Holly L. Thacker, MD Cleveland, OH: Cleveland Clinic Press; 2007
Women's Health: Your Body, Your Hormones, Your Choices is all about options. Midlife women who are feeling betrayed by the unpredictability of their bodies and overwhelmed by the conflicting claims of the media will find clarity and empowerment in the pages of this book. Dr. Thacker demystifies menopause by using simple language to explain how the decline of estrogen levels can manifest itself as a broad array of symptoms, and she offers practical strategies for coping with those symptoms. The author acknowledges that each woman approaches menopause with a unique set of challenges--genetic risk factors, surgical history, medical issues, family stressors--and she invites the reader to explore different options for meeting those challenges.
When it comes to health care, this book advocates personal responsibility. The reader is encouraged to maintain a file of her important medical records, take the time to examine ingredient labels on multivitamins, and most importantly, partner with a healthcare provider who offers individualized attention and guidance. Although birthdays are inevitable, the effects of aging can often be controlled by making wise choices, such as avoiding sun exposure, smoking, junk food, and a sedentary lifestyle. Practical advice regarding skin and hair care, diet, and exercise is realistic and attainable. The author respects the importance of the mind-body connection: looking good helps you feel good, and feeling good helps you look good!
The book is informal yet informative, peppered with “fast fact” windows, “Ask Dr. Thacker” columns, case-study vignettes, and photographic inserts. Topics include discussions of emotional changes, sleep disorders, and sexuality. The appendices are concise and useful.
While the tone of the book is reassuring (“menopausal symptoms can be explained, and they can be treated”), the author does not neglect to point out that some symptoms are potentially serious and should not be dismissed as “normal menopause.” There is valuable information on such health concerns as abnormal bleeding and bone health.
Women’s Health: Your Body, Your Hormones, Your Choices discusses the risks and benefits of hormone therapy in non-alarmist terms, as well as the use of alternative therapies for menopausal symptoms. The take-home message is that hormone therapy is a reasonable choice for some women at menopause and beyond, provided it is indicated and individualized.
By explaining that medical decisions are rarely all good or all bad, but instead fall into a gray zone in between, the author helps the reader feel confident by knowing she has options. This is an empowering message for women of all ages.

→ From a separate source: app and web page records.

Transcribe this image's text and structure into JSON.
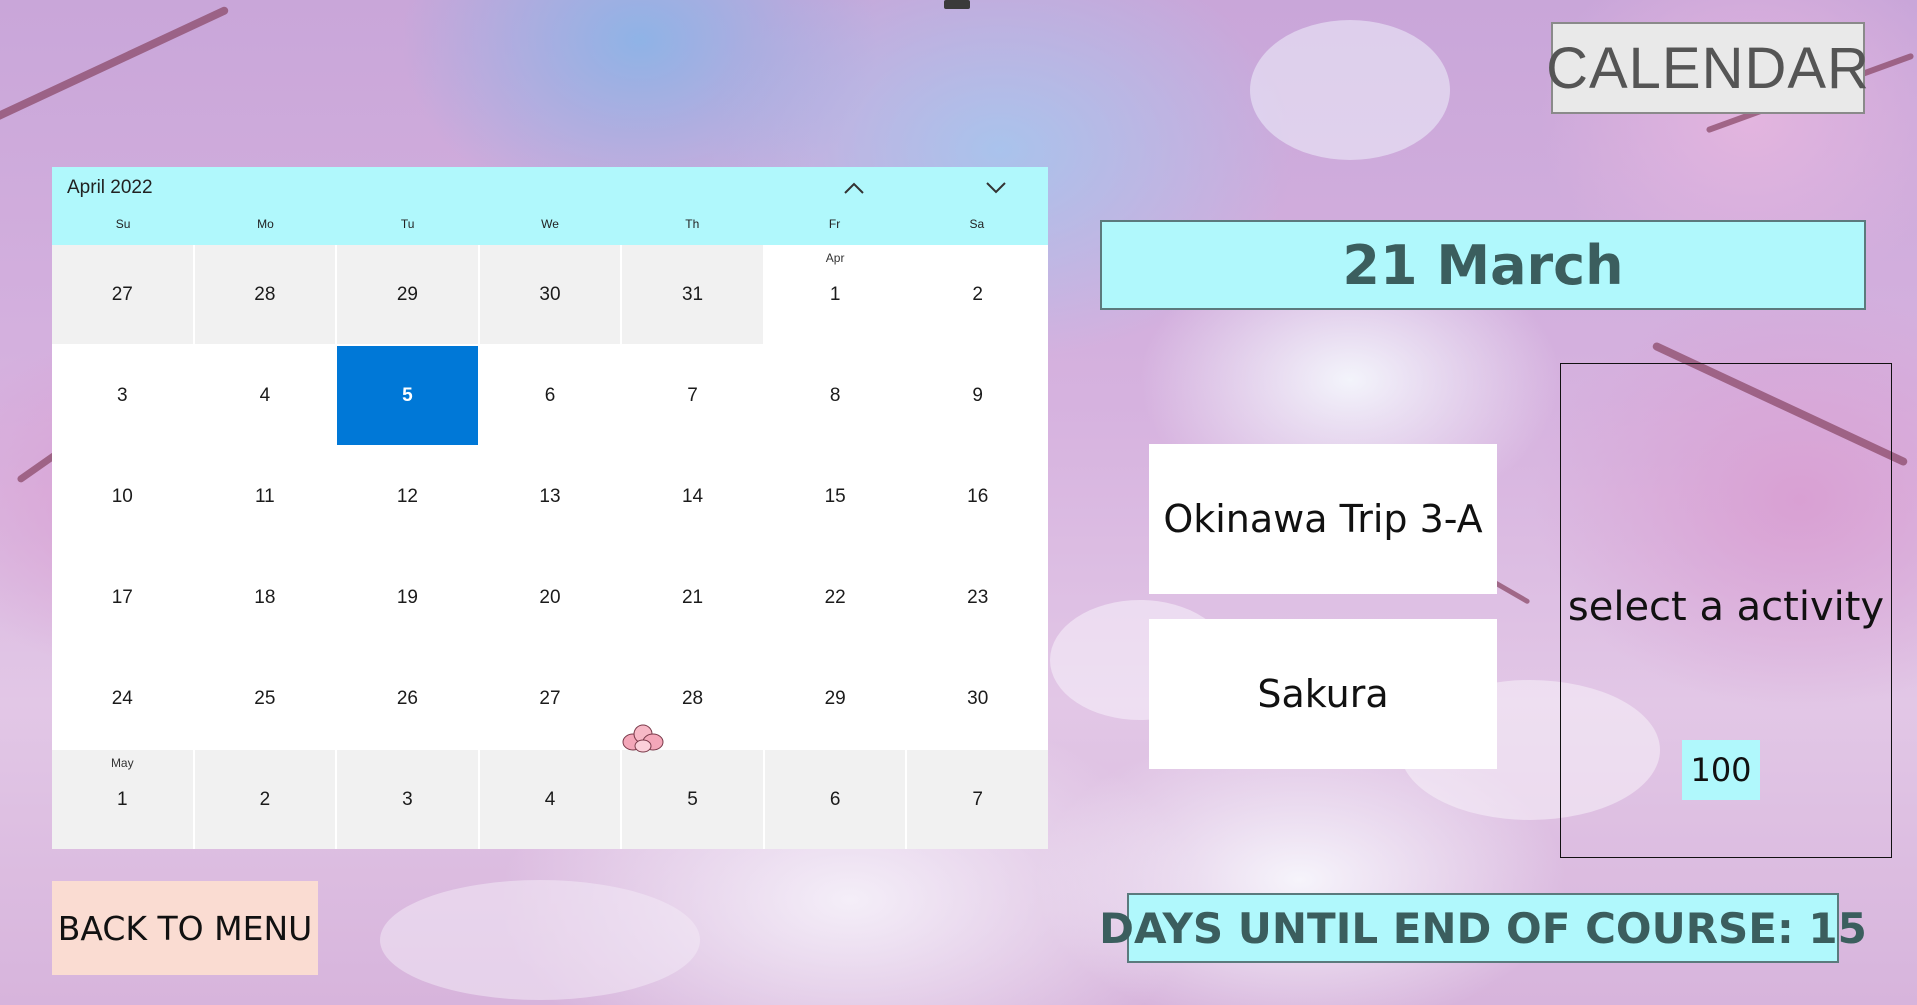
{
  "title_button": {
    "label": "CALENDAR"
  },
  "date_banner": {
    "text": "21 March"
  },
  "calendar": {
    "month_title": "April 2022",
    "weekdays": [
      "Su",
      "Mo",
      "Tu",
      "We",
      "Th",
      "Fr",
      "Sa"
    ],
    "days": [
      {
        "num": "27",
        "other": true
      },
      {
        "num": "28",
        "other": true
      },
      {
        "num": "29",
        "other": true
      },
      {
        "num": "30",
        "other": true
      },
      {
        "num": "31",
        "other": true
      },
      {
        "num": "1",
        "month_label": "Apr"
      },
      {
        "num": "2"
      },
      {
        "num": "3"
      },
      {
        "num": "4"
      },
      {
        "num": "5",
        "selected": true
      },
      {
        "num": "6"
      },
      {
        "num": "7"
      },
      {
        "num": "8"
      },
      {
        "num": "9"
      },
      {
        "num": "10"
      },
      {
        "num": "11"
      },
      {
        "num": "12"
      },
      {
        "num": "13"
      },
      {
        "num": "14"
      },
      {
        "num": "15"
      },
      {
        "num": "16"
      },
      {
        "num": "17"
      },
      {
        "num": "18"
      },
      {
        "num": "19"
      },
      {
        "num": "20"
      },
      {
        "num": "21"
      },
      {
        "num": "22"
      },
      {
        "num": "23"
      },
      {
        "num": "24"
      },
      {
        "num": "25"
      },
      {
        "num": "26"
      },
      {
        "num": "27"
      },
      {
        "num": "28"
      },
      {
        "num": "29"
      },
      {
        "num": "30"
      },
      {
        "num": "1",
        "other": true,
        "month_label": "May"
      },
      {
        "num": "2",
        "other": true
      },
      {
        "num": "3",
        "other": true
      },
      {
        "num": "4",
        "other": true
      },
      {
        "num": "5",
        "other": true
      },
      {
        "num": "6",
        "other": true
      },
      {
        "num": "7",
        "other": true
      }
    ],
    "colors": {
      "header": "#b0f8fc",
      "selected": "#0078d7",
      "other_month": "#f1f1f1"
    }
  },
  "events": [
    {
      "label": "Okinawa Trip 3-A"
    },
    {
      "label": "Sakura"
    }
  ],
  "activity": {
    "label": "select a activity",
    "value": "100"
  },
  "back_button": {
    "label": "BACK TO MENU"
  },
  "days_banner": {
    "text": "DAYS UNTIL END OF COURSE: 15"
  },
  "icons": {
    "prev": "chevron-up-icon",
    "next": "chevron-down-icon",
    "decor": "sakura-flower-icon"
  }
}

Elizabeth H.G. Mandell, MD
Department of Obstetrics and Gynecology
Midlife Health Center
University of Virginia
Credentialed NAMS Menopause Practitioner